━━━━━ Data records ━━━━━

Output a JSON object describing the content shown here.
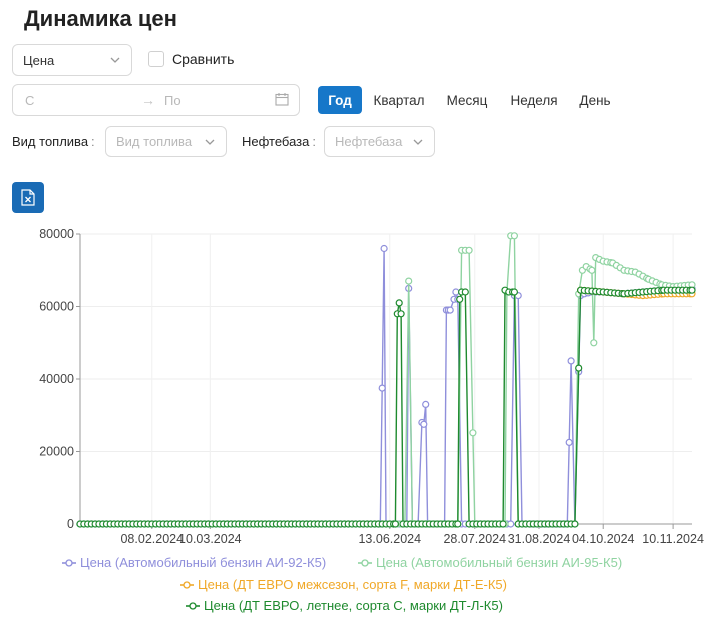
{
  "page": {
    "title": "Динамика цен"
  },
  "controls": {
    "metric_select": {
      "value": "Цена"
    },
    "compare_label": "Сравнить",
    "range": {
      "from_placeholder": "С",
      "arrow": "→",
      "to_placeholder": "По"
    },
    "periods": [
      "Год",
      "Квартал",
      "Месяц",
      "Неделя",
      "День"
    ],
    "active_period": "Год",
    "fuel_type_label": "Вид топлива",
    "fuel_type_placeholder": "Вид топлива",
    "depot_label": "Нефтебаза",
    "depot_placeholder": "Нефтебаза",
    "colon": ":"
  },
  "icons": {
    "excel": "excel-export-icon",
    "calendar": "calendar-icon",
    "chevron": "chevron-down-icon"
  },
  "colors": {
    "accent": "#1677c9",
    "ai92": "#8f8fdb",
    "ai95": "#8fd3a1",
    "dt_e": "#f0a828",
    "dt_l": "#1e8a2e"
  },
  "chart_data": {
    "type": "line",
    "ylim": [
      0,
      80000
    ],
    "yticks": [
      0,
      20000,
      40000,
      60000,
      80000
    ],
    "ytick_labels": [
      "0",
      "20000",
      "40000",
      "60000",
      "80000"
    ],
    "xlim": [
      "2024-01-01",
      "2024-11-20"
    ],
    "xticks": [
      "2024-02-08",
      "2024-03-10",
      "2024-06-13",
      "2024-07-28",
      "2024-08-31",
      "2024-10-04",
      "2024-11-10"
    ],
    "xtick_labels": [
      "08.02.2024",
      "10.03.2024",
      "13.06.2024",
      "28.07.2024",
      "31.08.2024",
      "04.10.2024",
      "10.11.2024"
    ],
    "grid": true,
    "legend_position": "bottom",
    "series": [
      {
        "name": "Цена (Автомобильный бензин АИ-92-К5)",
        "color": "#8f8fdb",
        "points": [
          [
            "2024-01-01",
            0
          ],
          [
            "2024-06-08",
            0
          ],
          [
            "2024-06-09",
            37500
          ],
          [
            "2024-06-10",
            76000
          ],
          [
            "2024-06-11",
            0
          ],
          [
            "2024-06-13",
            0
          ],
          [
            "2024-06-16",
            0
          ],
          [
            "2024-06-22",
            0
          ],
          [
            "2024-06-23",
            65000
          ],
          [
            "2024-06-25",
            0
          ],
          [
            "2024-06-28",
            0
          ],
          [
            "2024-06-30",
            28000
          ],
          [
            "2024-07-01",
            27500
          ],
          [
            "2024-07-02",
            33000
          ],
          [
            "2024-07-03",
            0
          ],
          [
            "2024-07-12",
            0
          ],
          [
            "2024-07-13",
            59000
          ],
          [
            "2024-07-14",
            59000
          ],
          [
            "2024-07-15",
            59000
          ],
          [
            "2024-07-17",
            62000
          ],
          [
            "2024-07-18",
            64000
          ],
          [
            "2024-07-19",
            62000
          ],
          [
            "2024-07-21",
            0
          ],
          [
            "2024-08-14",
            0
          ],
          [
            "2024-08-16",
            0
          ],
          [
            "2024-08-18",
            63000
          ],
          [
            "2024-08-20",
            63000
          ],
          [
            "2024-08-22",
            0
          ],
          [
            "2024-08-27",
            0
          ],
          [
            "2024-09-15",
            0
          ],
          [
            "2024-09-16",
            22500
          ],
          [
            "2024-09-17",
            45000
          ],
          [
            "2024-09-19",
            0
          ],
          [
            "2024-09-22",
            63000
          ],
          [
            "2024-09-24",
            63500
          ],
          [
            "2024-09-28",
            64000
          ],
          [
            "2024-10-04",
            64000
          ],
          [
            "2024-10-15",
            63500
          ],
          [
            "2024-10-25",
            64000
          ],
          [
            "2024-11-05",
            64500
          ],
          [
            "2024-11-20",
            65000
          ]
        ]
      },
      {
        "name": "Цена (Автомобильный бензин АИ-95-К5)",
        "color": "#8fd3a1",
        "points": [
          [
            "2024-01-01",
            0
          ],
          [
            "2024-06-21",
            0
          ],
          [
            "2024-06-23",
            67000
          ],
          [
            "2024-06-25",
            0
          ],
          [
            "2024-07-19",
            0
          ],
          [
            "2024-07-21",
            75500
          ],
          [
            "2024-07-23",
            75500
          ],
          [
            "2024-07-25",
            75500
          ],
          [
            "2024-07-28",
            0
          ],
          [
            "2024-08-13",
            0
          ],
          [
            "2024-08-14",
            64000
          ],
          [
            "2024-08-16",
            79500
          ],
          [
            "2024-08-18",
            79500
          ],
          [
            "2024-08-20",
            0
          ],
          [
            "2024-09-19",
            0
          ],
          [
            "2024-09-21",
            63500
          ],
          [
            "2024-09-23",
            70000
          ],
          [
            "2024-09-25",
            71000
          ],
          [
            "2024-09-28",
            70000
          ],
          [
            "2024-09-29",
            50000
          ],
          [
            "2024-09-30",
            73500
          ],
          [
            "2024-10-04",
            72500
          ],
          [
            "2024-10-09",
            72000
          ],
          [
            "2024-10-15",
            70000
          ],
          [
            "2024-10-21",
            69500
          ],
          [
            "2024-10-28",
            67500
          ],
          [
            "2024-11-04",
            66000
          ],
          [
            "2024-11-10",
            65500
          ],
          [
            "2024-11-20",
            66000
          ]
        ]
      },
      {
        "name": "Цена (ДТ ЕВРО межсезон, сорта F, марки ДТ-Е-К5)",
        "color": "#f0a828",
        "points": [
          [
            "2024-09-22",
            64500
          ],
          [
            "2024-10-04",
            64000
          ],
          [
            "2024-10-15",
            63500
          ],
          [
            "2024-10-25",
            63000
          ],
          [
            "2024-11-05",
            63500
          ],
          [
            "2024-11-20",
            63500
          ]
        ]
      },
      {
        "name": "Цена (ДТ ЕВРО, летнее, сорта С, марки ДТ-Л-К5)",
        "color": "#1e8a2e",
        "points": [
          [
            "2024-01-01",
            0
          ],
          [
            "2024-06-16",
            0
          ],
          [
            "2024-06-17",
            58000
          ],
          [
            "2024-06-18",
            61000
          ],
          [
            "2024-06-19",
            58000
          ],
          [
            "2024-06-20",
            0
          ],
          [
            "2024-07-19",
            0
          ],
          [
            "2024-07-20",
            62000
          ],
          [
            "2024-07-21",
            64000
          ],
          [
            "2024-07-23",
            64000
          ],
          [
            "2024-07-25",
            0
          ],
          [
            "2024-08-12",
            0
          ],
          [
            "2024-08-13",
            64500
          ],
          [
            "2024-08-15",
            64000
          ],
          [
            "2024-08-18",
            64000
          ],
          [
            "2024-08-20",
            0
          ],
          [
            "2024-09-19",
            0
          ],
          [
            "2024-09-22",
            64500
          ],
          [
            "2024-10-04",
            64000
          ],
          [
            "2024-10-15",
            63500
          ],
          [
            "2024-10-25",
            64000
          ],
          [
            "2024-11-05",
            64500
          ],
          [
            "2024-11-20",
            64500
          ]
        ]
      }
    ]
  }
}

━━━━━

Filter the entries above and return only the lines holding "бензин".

        "name": "Цена (Автомобильный бензин АИ-92-К5)",
        "name": "Цена (Автомобильный бензин АИ-95-К5)",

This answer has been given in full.